ABOUT THIS EXERCISE: The lines to be copied are those below that contain "冷房運転".

Data about app and page elements
++++++++++++++++++++

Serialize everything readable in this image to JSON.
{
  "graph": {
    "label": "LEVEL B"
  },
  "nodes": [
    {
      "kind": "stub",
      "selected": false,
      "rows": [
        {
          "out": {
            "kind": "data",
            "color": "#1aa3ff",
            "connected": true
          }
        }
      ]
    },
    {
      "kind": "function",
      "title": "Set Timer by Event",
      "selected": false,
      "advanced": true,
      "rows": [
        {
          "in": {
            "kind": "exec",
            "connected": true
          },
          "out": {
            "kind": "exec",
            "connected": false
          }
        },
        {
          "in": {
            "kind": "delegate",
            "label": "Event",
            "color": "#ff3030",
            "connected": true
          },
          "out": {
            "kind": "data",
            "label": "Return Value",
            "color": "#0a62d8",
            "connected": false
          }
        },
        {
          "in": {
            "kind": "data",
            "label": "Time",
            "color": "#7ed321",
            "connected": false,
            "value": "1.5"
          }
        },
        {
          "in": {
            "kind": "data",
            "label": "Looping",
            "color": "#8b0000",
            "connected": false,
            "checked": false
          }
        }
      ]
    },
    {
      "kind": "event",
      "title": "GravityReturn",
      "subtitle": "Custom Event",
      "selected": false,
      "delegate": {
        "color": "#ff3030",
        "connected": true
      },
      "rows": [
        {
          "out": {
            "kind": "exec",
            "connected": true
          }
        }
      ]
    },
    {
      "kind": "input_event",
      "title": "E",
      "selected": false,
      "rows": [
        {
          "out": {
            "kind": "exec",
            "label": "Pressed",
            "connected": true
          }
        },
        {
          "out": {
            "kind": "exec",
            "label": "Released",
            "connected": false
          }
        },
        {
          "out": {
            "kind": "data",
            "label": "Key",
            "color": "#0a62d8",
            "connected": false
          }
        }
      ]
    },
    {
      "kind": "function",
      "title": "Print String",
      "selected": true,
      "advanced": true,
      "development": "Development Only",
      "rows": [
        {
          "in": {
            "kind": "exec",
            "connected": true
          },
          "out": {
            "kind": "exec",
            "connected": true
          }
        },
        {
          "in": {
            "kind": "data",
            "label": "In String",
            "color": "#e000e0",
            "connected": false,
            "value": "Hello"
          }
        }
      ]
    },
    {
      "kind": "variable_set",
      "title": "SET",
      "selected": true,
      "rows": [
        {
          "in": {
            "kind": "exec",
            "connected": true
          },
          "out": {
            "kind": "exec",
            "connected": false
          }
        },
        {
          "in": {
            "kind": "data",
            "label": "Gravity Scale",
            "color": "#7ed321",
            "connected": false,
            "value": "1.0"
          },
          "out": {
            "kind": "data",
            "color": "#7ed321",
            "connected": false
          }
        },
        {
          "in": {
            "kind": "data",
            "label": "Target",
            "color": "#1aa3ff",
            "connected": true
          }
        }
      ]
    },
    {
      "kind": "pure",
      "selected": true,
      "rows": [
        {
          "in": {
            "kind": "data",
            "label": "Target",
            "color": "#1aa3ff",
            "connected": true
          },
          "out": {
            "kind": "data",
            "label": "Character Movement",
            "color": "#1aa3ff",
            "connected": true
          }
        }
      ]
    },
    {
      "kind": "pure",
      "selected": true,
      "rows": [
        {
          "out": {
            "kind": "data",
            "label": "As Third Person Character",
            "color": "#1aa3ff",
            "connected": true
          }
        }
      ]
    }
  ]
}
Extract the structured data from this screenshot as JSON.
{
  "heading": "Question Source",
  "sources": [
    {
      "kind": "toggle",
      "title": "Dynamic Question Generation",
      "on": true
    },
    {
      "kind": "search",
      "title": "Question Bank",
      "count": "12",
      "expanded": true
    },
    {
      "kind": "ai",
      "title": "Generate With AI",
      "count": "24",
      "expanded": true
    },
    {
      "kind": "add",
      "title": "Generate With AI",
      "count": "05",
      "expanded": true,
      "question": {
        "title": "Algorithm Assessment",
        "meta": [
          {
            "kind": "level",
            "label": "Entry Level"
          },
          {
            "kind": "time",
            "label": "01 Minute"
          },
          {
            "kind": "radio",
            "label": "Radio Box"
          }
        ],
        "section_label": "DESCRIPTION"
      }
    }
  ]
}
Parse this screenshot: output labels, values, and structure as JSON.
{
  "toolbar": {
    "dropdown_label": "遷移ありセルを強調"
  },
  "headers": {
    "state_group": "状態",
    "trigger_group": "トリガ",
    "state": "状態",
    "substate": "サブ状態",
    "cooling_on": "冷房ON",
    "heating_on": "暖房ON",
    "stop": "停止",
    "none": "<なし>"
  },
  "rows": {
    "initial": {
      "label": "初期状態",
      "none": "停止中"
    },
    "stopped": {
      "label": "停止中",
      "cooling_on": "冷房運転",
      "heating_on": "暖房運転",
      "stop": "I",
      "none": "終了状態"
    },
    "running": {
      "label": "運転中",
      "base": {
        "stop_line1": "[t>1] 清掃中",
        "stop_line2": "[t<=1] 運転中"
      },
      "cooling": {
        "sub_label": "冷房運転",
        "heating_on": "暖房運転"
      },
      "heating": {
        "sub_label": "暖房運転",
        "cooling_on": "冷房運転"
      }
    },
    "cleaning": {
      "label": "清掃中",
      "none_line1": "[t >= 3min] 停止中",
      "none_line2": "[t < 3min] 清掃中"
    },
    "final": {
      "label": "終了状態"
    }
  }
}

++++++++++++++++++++

OUTPUT OF THE TASK:
      "cooling_on": "冷房運転",
        "sub_label": "冷房運転",
        "cooling_on": "冷房運転"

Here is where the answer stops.